The next time a blood drive takes place in your community or at your workplace, consider rolling up your sleeve and giving. Or, arrange a time to donate when it might be more convenient for you – just contact the American Red Cross or America’s Blood Centers.
It’s not every day that you can say "I probably saved someone's life today."
Giving blood gives you that opportunity.
I give a lot of time to various organizations and have a passion for volunteering.
Admittedly, when I became involved with local charitable organizations I did so for selfish reasons, like networking, resume building, and many other reasons that had more to do with me than others.
After a while, though, something changed.
Through volunteer work with Big Brothers Big Sisters and the Northwest Missouri Children’s Advocacy Center, I saw firsthand the powerful effect these organizations have on children and families. I could share hundreds of stories about families in dire need that have received life-changing assistance from these organizations. These stories would melt your heart, as they have mine.
Volunteerism is a passion that I am determined to pass on to my children by educating them about the importance of giving back and lending a hand to others.
I used to think: “What can one person do to make a difference?” I have learned even the smallest contribution of time or resources can make a meaningful difference.

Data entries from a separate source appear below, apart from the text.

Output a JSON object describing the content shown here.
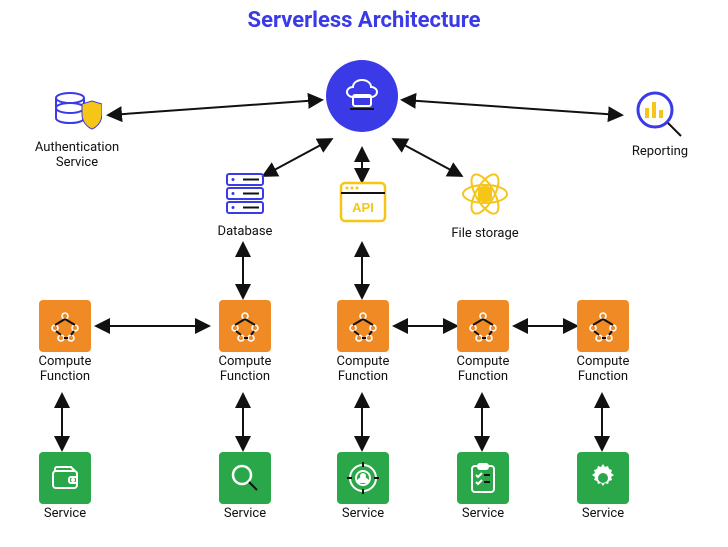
{
  "title": "Serverless Architecture",
  "colors": {
    "brand": "#3a3ae6",
    "orange": "#f08a24",
    "green": "#2aa748",
    "yellow": "#f5c518"
  },
  "hub": {
    "label": ""
  },
  "top": {
    "auth": {
      "label": "Authentication\nService"
    },
    "database": {
      "label": "Database"
    },
    "api": {
      "label": "API"
    },
    "file": {
      "label": "File storage"
    },
    "report": {
      "label": "Reporting"
    }
  },
  "compute": [
    {
      "label": "Compute\nFunction"
    },
    {
      "label": "Compute\nFunction"
    },
    {
      "label": "Compute\nFunction"
    },
    {
      "label": "Compute\nFunction"
    },
    {
      "label": "Compute\nFunction"
    }
  ],
  "services": [
    {
      "label": "Service",
      "icon": "wallet"
    },
    {
      "label": "Service",
      "icon": "search"
    },
    {
      "label": "Service",
      "icon": "target"
    },
    {
      "label": "Service",
      "icon": "checklist"
    },
    {
      "label": "Service",
      "icon": "gear"
    }
  ]
}
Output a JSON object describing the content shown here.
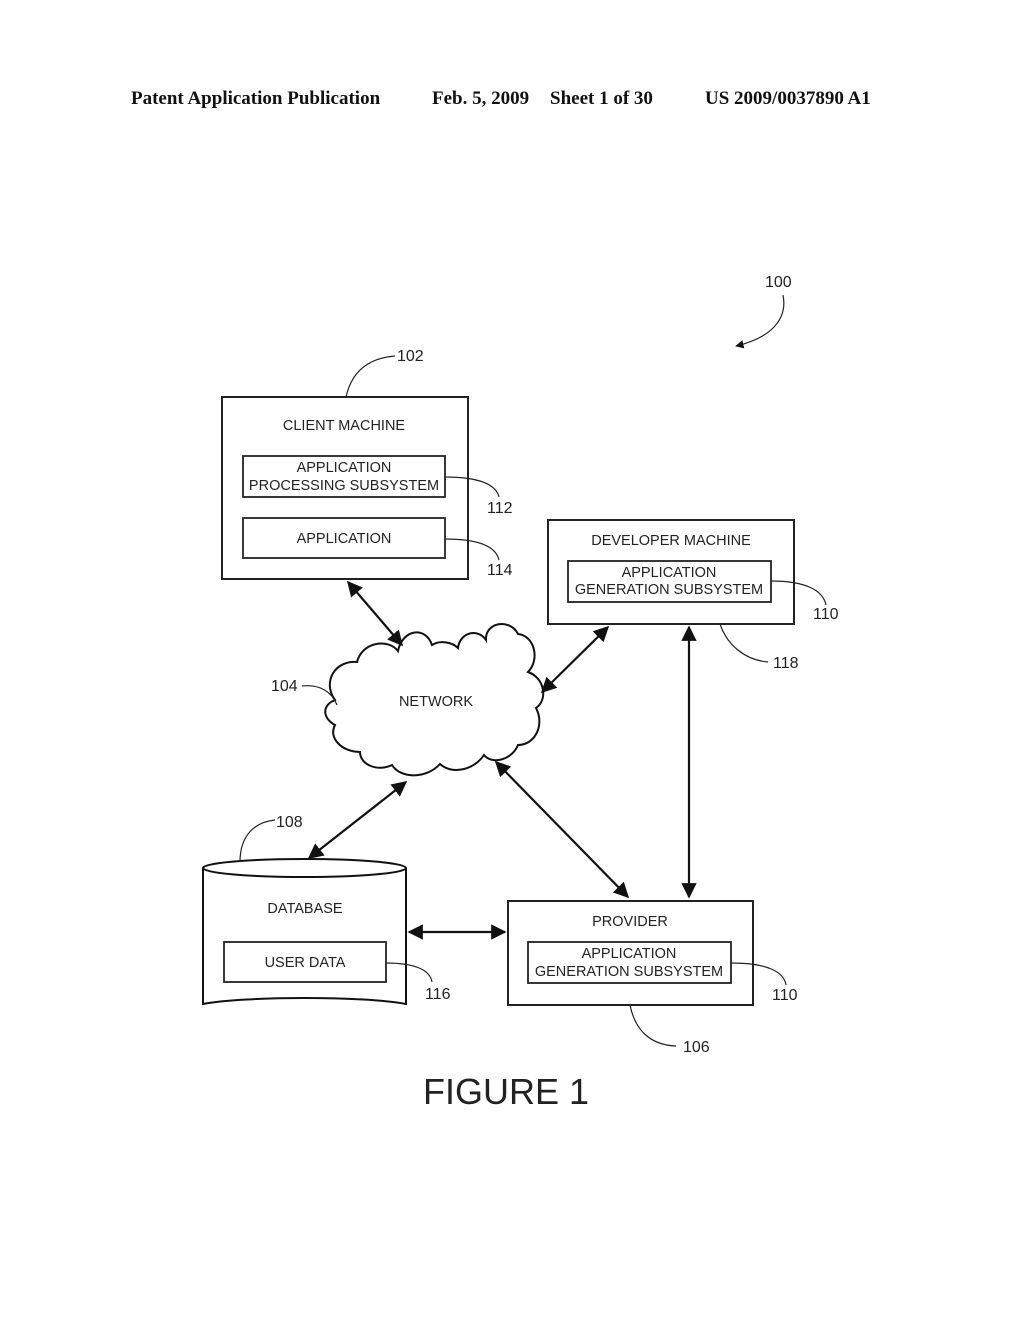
{
  "header": {
    "publication": "Patent Application Publication",
    "date": "Feb. 5, 2009",
    "sheet": "Sheet 1 of 30",
    "number": "US 2009/0037890 A1"
  },
  "figure": {
    "caption": "FIGURE 1",
    "system_ref": "100",
    "client_machine": {
      "title": "CLIENT MACHINE",
      "ref": "102",
      "subsystem_line1": "APPLICATION",
      "subsystem_line2": "PROCESSING SUBSYSTEM",
      "subsystem_ref": "112",
      "application": "APPLICATION",
      "application_ref": "114"
    },
    "network": {
      "title": "NETWORK",
      "ref": "104"
    },
    "developer_machine": {
      "title": "DEVELOPER MACHINE",
      "ref": "118",
      "subsystem_line1": "APPLICATION",
      "subsystem_line2": "GENERATION SUBSYSTEM",
      "subsystem_ref": "110"
    },
    "database": {
      "title": "DATABASE",
      "ref": "108",
      "user_data": "USER DATA",
      "user_data_ref": "116"
    },
    "provider": {
      "title": "PROVIDER",
      "ref": "106",
      "subsystem_line1": "APPLICATION",
      "subsystem_line2": "GENERATION SUBSYSTEM",
      "subsystem_ref": "110"
    },
    "connections": [
      {
        "from": "client_machine",
        "to": "network",
        "direction": "bidirectional"
      },
      {
        "from": "network",
        "to": "developer_machine",
        "direction": "bidirectional"
      },
      {
        "from": "network",
        "to": "database",
        "direction": "bidirectional"
      },
      {
        "from": "network",
        "to": "provider",
        "direction": "bidirectional"
      },
      {
        "from": "developer_machine",
        "to": "provider",
        "direction": "bidirectional"
      },
      {
        "from": "database",
        "to": "provider",
        "direction": "bidirectional"
      }
    ]
  }
}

Consider the impact you would have if you took time to volunteer at a local elementary school as a reading tutor, make a donation to the local food pantry, help raise money to support breast cancer research, coach a Little League team … the list goes on. The opportunities are plentiful, and the rewards of volunteering are even more.
We all can make a difference working together with organizations toward a common goal.
That is why it's so important American Family supports the United Way. Contributions from American Family employees help the United Way provide support for its partner agencies. In St. Joseph, Mo., the United Way supports agencies that can help a family displaced due to fire or natural disaster, a child who is sick with a family who can’t afford the required care, a family in need of affordable childcare or a battered wife who needs legal assistance. And that’s just naming a few.
There are so many volunteer opportunities out there. Start looking today! Big or small, just get involved.
Editor’s note: Learn more about American Family’s efforts to strengthen our communities in our Newsroom, including a look at programs in each of our 19 operating states.